“Okay,” you say, “then I’ll just buy U.S. Government bonds. The government isn’t a company and thus can’t go out of business, so I’ll be safe.” Still, let’s not forget that a country can go out of business by being taken over by another country; a government can be eliminated by a civil war; or a government can default on bonds. However, while very few things that happen with investing surprise me, I would truly be surprised if any of these happened to the United States during my lifetime, so for argument’s sake let’s assume the bonds are “safe”. (A brief aside…I can see Congress being stupid sometime and not passing budgets so that our bonds temporarily stop paying…but nothing that would last for long or that would generate a true loss of income…just a delay.)
While buying U.S. Government bonds might solve the problem of bonds not paying, we then have the problem of bonds not paying enough. As of this writing, the income payout of AGG, one of the larger and broad-based bond ETFs out there, is currently yielding 2.4%. Although the yield will change, my point is that most people will find it difficult to fund a retirement if their investments are producing only 2.4% of income.

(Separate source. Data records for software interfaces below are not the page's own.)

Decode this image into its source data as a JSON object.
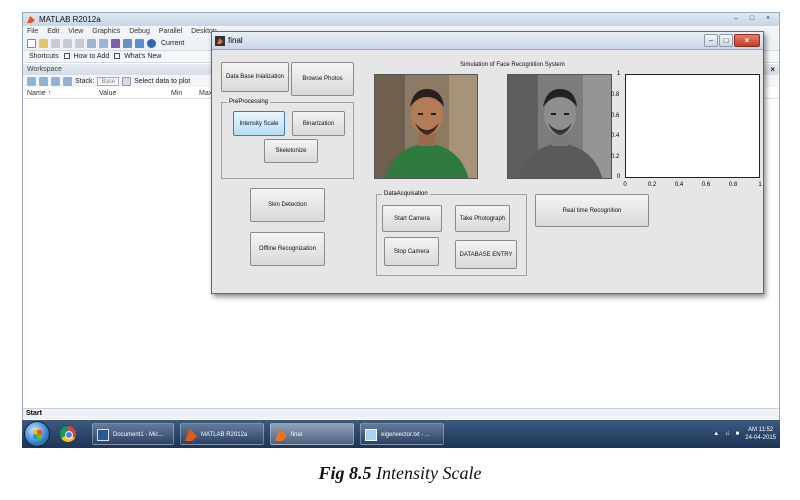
{
  "matlab": {
    "title": "MATLAB R2012a",
    "menu": [
      "File",
      "Edit",
      "View",
      "Graphics",
      "Debug",
      "Parallel",
      "Desktop"
    ],
    "toolbar_current": "Current",
    "shortcuts": {
      "shortcuts": "Shortcuts",
      "how_to_add": "How to Add",
      "whats_new": "What's New"
    },
    "workspace": {
      "title": "Workspace",
      "stack_label": "Stack:",
      "stack_value": "Base",
      "select_data": "Select data to plot",
      "columns": [
        "Name ↑",
        "Value",
        "Min",
        "Max"
      ]
    },
    "start": "Start"
  },
  "figure": {
    "title": "final",
    "buttons": {
      "db_init": "Data Base Inialization",
      "browse": "Browse Photos",
      "intensity": "Intensity Scale",
      "binarization": "Binarization",
      "skeletonize": "Skeletonize",
      "skin": "Skin Detection",
      "offline": "Offline Recognization",
      "start_camera": "Start Camera",
      "take_photo": "Take Photograph",
      "stop_camera": "Stop Camera",
      "db_entry": "DATABASE ENTRY",
      "realtime": "Real time Recognition"
    },
    "panels": {
      "preprocessing": "PreProcessing",
      "acquisition": "DataAcquisation"
    },
    "sim_title": "Simulation of Face Recognition System",
    "axes": {
      "y_ticks": [
        "0",
        "0.2",
        "0.4",
        "0.6",
        "0.8",
        "1"
      ],
      "x_ticks": [
        "0",
        "0.2",
        "0.4",
        "0.6",
        "0.8",
        "1"
      ]
    }
  },
  "taskbar": {
    "tasks": [
      "Document1 - Mic...",
      "MATLAB R2012a",
      "final",
      "eigenvector.txt - ..."
    ],
    "time": "AM 11:52",
    "date": "24-04-2015"
  },
  "caption": {
    "label": "Fig 8.5",
    "text": "Intensity Scale"
  },
  "colors": {
    "active_button": "#b7dcf5",
    "taskbar": "#1c3457"
  }
}
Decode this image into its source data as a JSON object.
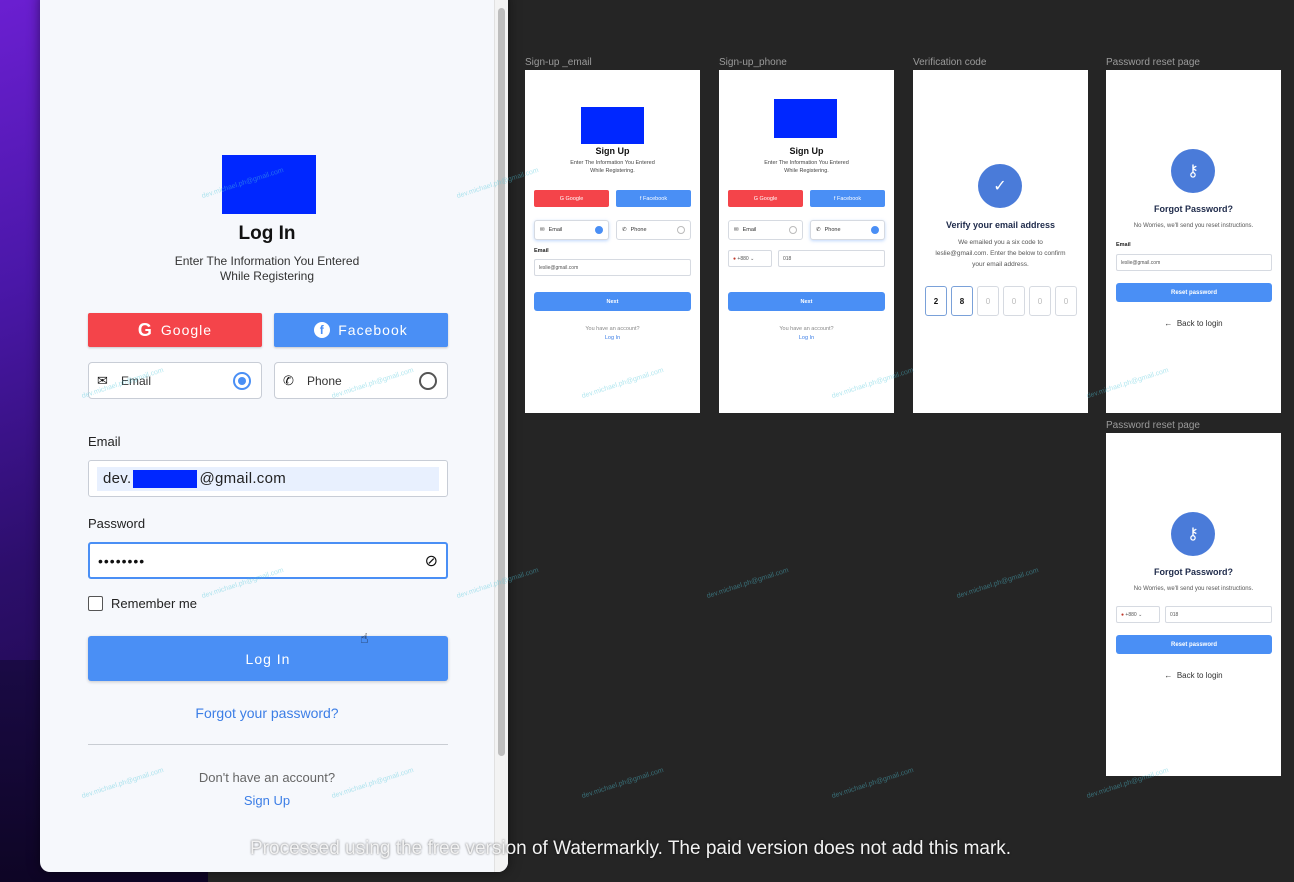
{
  "login": {
    "title": "Log In",
    "subtitle_line1": "Enter The Information You Entered",
    "subtitle_line2": "While Registering",
    "google_label": "Google",
    "facebook_label": "Facebook",
    "method_email": "Email",
    "method_phone": "Phone",
    "email_label": "Email",
    "email_value_prefix": "dev.",
    "email_value_suffix": "@gmail.com",
    "password_label": "Password",
    "password_value": "••••••••",
    "remember_label": "Remember me",
    "login_button": "Log In",
    "forgot_link": "Forgot your password?",
    "no_account": "Don't have an account?",
    "signup_link": "Sign Up"
  },
  "frames": {
    "signup_email": {
      "label": "Sign-up _email",
      "title": "Sign Up",
      "sub1": "Enter The Information You Entered",
      "sub2": "While Registering.",
      "google": "Google",
      "facebook": "Facebook",
      "email": "Email",
      "phone": "Phone",
      "field_label": "Email",
      "field_value": "leslie@gmail.com",
      "next": "Next",
      "have_account": "You have an account?",
      "login": "Log In"
    },
    "signup_phone": {
      "label": "Sign-up_phone",
      "title": "Sign Up",
      "sub1": "Enter The Information You Entered",
      "sub2": "While Registering.",
      "google": "Google",
      "facebook": "Facebook",
      "email": "Email",
      "phone": "Phone",
      "country_code": "+880",
      "phone_value": "018",
      "next": "Next",
      "have_account": "You have an account?",
      "login": "Log In"
    },
    "verification": {
      "label": "Verification code",
      "heading": "Verify your email address",
      "text1": "We emailed you a six code to",
      "text2": "leslie@gmail.com. Enter the below to confirm",
      "text3": "your email address.",
      "codes": [
        "2",
        "8",
        "0",
        "0",
        "0",
        "0"
      ]
    },
    "reset_email": {
      "label": "Password reset page",
      "heading": "Forgot Password?",
      "text": "No Worries, we'll send you reset instructions.",
      "field_label": "Email",
      "field_value": "leslie@gmail.com",
      "button": "Reset password",
      "back": "Back to login"
    },
    "reset_phone": {
      "label": "Password reset page",
      "heading": "Forgot Password?",
      "text": "No Worries, we'll send you reset instructions.",
      "country_code": "+880",
      "phone_value": "018",
      "button": "Reset password",
      "back": "Back to login"
    }
  },
  "watermark_notice": "Processed using the free version of Watermarkly. The paid version does not add this mark.",
  "watermark_text": "dev.michael.ph@gmail.com",
  "colors": {
    "google": "#f4444a",
    "primary": "#4a8ff5",
    "link": "#3c7ee6",
    "canvas": "#252525",
    "redaction": "#0027ff"
  }
}
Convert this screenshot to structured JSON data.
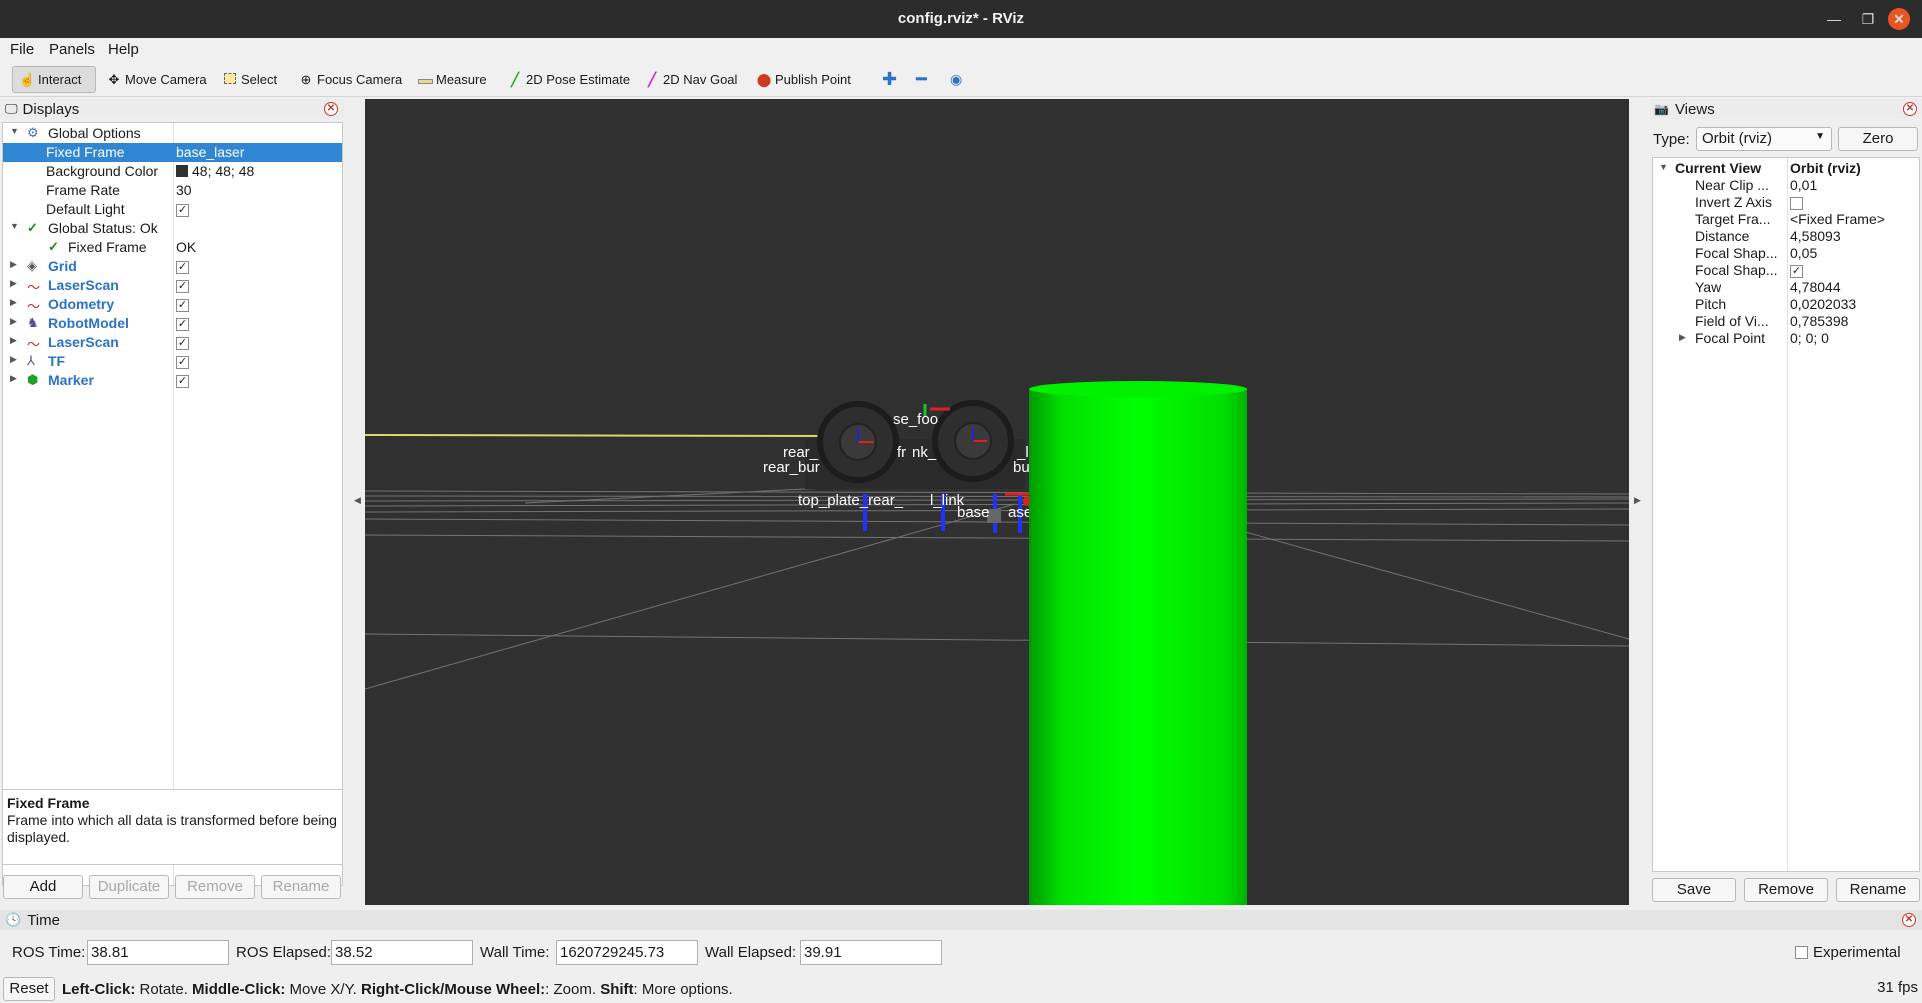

Yet the low income isn’t the only problem. Likely as time goes on what costs you one dollar today will be more expensive a year or 10 from now. Fixed-income investments don’t grow in value. For instance, if you buy a $100,000 5-year CD today that pays 2% interest you’ll get $4000 each year of income and at the end of 5 years your $100,000 investment will be worth…wait for it…$100,000. Now, if things cost more in the future but your investment base hasn’t grown, how can you afford it?
Maybe dividend-paying stocks are the answer. You could buy some solid companies paying a good dividend, live on the income and let the stocks grow in value across time.
We’ll look at that next week.
Gary Silverman, CFP® is the founder of Personal Money Planning, LLC, a Wichita Falls retirement planning and investment management firm and author of Real World Investing